::: Source material

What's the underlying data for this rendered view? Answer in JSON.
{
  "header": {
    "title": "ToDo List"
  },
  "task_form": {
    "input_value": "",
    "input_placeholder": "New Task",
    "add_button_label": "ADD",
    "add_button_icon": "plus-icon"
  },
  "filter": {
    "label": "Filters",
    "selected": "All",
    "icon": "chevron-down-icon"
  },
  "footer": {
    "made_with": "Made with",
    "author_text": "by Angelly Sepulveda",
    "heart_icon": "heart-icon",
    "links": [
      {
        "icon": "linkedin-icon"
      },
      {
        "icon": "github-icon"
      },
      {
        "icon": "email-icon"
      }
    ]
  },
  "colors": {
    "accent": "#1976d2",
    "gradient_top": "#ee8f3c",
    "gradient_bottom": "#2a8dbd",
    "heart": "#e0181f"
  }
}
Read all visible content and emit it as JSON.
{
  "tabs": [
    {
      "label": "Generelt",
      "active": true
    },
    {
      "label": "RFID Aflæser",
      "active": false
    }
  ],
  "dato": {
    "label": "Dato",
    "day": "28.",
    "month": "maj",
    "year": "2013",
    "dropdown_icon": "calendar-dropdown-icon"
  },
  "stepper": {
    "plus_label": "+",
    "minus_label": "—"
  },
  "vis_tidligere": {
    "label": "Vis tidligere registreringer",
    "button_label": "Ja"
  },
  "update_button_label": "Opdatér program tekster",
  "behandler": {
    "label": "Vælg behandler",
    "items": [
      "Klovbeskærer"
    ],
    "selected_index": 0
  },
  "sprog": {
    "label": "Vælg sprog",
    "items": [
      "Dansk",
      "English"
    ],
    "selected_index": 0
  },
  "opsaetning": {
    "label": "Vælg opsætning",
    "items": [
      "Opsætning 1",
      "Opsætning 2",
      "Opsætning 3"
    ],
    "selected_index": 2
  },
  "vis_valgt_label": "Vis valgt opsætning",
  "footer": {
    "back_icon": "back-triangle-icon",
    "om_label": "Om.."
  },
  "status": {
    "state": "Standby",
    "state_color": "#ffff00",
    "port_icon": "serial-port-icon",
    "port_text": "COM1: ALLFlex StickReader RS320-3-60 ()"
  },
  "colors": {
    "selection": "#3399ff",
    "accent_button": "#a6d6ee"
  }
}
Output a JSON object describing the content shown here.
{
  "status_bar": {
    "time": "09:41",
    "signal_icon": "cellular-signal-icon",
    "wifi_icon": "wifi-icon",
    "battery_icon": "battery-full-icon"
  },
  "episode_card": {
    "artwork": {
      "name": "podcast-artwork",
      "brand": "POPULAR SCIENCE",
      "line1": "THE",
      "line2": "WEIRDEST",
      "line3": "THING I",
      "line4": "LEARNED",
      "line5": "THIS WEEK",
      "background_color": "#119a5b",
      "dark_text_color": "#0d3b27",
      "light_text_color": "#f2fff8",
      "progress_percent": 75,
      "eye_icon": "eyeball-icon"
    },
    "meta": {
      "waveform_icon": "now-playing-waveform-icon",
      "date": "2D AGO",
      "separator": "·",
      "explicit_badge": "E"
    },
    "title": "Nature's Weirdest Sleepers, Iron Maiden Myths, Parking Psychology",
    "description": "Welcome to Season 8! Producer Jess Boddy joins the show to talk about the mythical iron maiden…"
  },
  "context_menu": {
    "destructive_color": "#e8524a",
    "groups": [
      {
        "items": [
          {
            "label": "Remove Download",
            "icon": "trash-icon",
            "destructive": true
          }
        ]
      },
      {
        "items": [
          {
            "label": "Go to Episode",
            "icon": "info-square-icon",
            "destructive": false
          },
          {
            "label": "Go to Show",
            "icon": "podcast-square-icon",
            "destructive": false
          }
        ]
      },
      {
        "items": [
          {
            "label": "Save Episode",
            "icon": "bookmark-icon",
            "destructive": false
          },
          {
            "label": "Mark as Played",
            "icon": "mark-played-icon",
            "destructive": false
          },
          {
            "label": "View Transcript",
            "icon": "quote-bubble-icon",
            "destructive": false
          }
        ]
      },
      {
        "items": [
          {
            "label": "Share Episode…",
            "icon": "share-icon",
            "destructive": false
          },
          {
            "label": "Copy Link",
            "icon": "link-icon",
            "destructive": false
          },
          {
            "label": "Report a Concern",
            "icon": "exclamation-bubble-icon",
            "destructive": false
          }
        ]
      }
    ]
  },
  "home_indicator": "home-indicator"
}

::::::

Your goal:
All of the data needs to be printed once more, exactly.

Output for this exercise:
What's the underlying data for this rendered view? Answer in JSON.
{
  "header": {
    "title": "ToDo List"
  },
  "task_form": {
    "input_value": "",
    "input_placeholder": "New Task",
    "add_button_label": "ADD",
    "add_button_icon": "plus-icon"
  },
  "filter": {
    "label": "Filters",
    "selected": "All",
    "icon": "chevron-down-icon"
  },
  "footer": {
    "made_with": "Made with",
    "author_text": "by Angelly Sepulveda",
    "heart_icon": "heart-icon",
    "links": [
      {
        "icon": "linkedin-icon"
      },
      {
        "icon": "github-icon"
      },
      {
        "icon": "email-icon"
      }
    ]
  },
  "colors": {
    "accent": "#1976d2",
    "gradient_top": "#ee8f3c",
    "gradient_bottom": "#2a8dbd",
    "heart": "#e0181f"
  }
}
Read all visible content and emit it as JSON.
{
  "tabs": [
    {
      "label": "Generelt",
      "active": true
    },
    {
      "label": "RFID Aflæser",
      "active": false
    }
  ],
  "dato": {
    "label": "Dato",
    "day": "28.",
    "month": "maj",
    "year": "2013",
    "dropdown_icon": "calendar-dropdown-icon"
  },
  "stepper": {
    "plus_label": "+",
    "minus_label": "—"
  },
  "vis_tidligere": {
    "label": "Vis tidligere registreringer",
    "button_label": "Ja"
  },
  "update_button_label": "Opdatér program tekster",
  "behandler": {
    "label": "Vælg behandler",
    "items": [
      "Klovbeskærer"
    ],
    "selected_index": 0
  },
  "sprog": {
    "label": "Vælg sprog",
    "items": [
      "Dansk",
      "English"
    ],
    "selected_index": 0
  },
  "opsaetning": {
    "label": "Vælg opsætning",
    "items": [
      "Opsætning 1",
      "Opsætning 2",
      "Opsætning 3"
    ],
    "selected_index": 2
  },
  "vis_valgt_label": "Vis valgt opsætning",
  "footer": {
    "back_icon": "back-triangle-icon",
    "om_label": "Om.."
  },
  "status": {
    "state": "Standby",
    "state_color": "#ffff00",
    "port_icon": "serial-port-icon",
    "port_text": "COM1: ALLFlex StickReader RS320-3-60 ()"
  },
  "colors": {
    "selection": "#3399ff",
    "accent_button": "#a6d6ee"
  }
}
Output a JSON object describing the content shown here.
{
  "status_bar": {
    "time": "09:41",
    "signal_icon": "cellular-signal-icon",
    "wifi_icon": "wifi-icon",
    "battery_icon": "battery-full-icon"
  },
  "episode_card": {
    "artwork": {
      "name": "podcast-artwork",
      "brand": "POPULAR SCIENCE",
      "line1": "THE",
      "line2": "WEIRDEST",
      "line3": "THING I",
      "line4": "LEARNED",
      "line5": "THIS WEEK",
      "background_color": "#119a5b",
      "dark_text_color": "#0d3b27",
      "light_text_color": "#f2fff8",
      "progress_percent": 75,
      "eye_icon": "eyeball-icon"
    },
    "meta": {
      "waveform_icon": "now-playing-waveform-icon",
      "date": "2D AGO",
      "separator": "·",
      "explicit_badge": "E"
    },
    "title": "Nature's Weirdest Sleepers, Iron Maiden Myths, Parking Psychology",
    "description": "Welcome to Season 8! Producer Jess Boddy joins the show to talk about the mythical iron maiden…"
  },
  "context_menu": {
    "destructive_color": "#e8524a",
    "groups": [
      {
        "items": [
          {
            "label": "Remove Download",
            "icon": "trash-icon",
            "destructive": true
          }
        ]
      },
      {
        "items": [
          {
            "label": "Go to Episode",
            "icon": "info-square-icon",
            "destructive": false
          },
          {
            "label": "Go to Show",
            "icon": "podcast-square-icon",
            "destructive": false
          }
        ]
      },
      {
        "items": [
          {
            "label": "Save Episode",
            "icon": "bookmark-icon",
            "destructive": false
          },
          {
            "label": "Mark as Played",
            "icon": "mark-played-icon",
            "destructive": false
          },
          {
            "label": "View Transcript",
            "icon": "quote-bubble-icon",
            "destructive": false
          }
        ]
      },
      {
        "items": [
          {
            "label": "Share Episode…",
            "icon": "share-icon",
            "destructive": false
          },
          {
            "label": "Copy Link",
            "icon": "link-icon",
            "destructive": false
          },
          {
            "label": "Report a Concern",
            "icon": "exclamation-bubble-icon",
            "destructive": false
          }
        ]
      }
    ]
  },
  "home_indicator": "home-indicator"
}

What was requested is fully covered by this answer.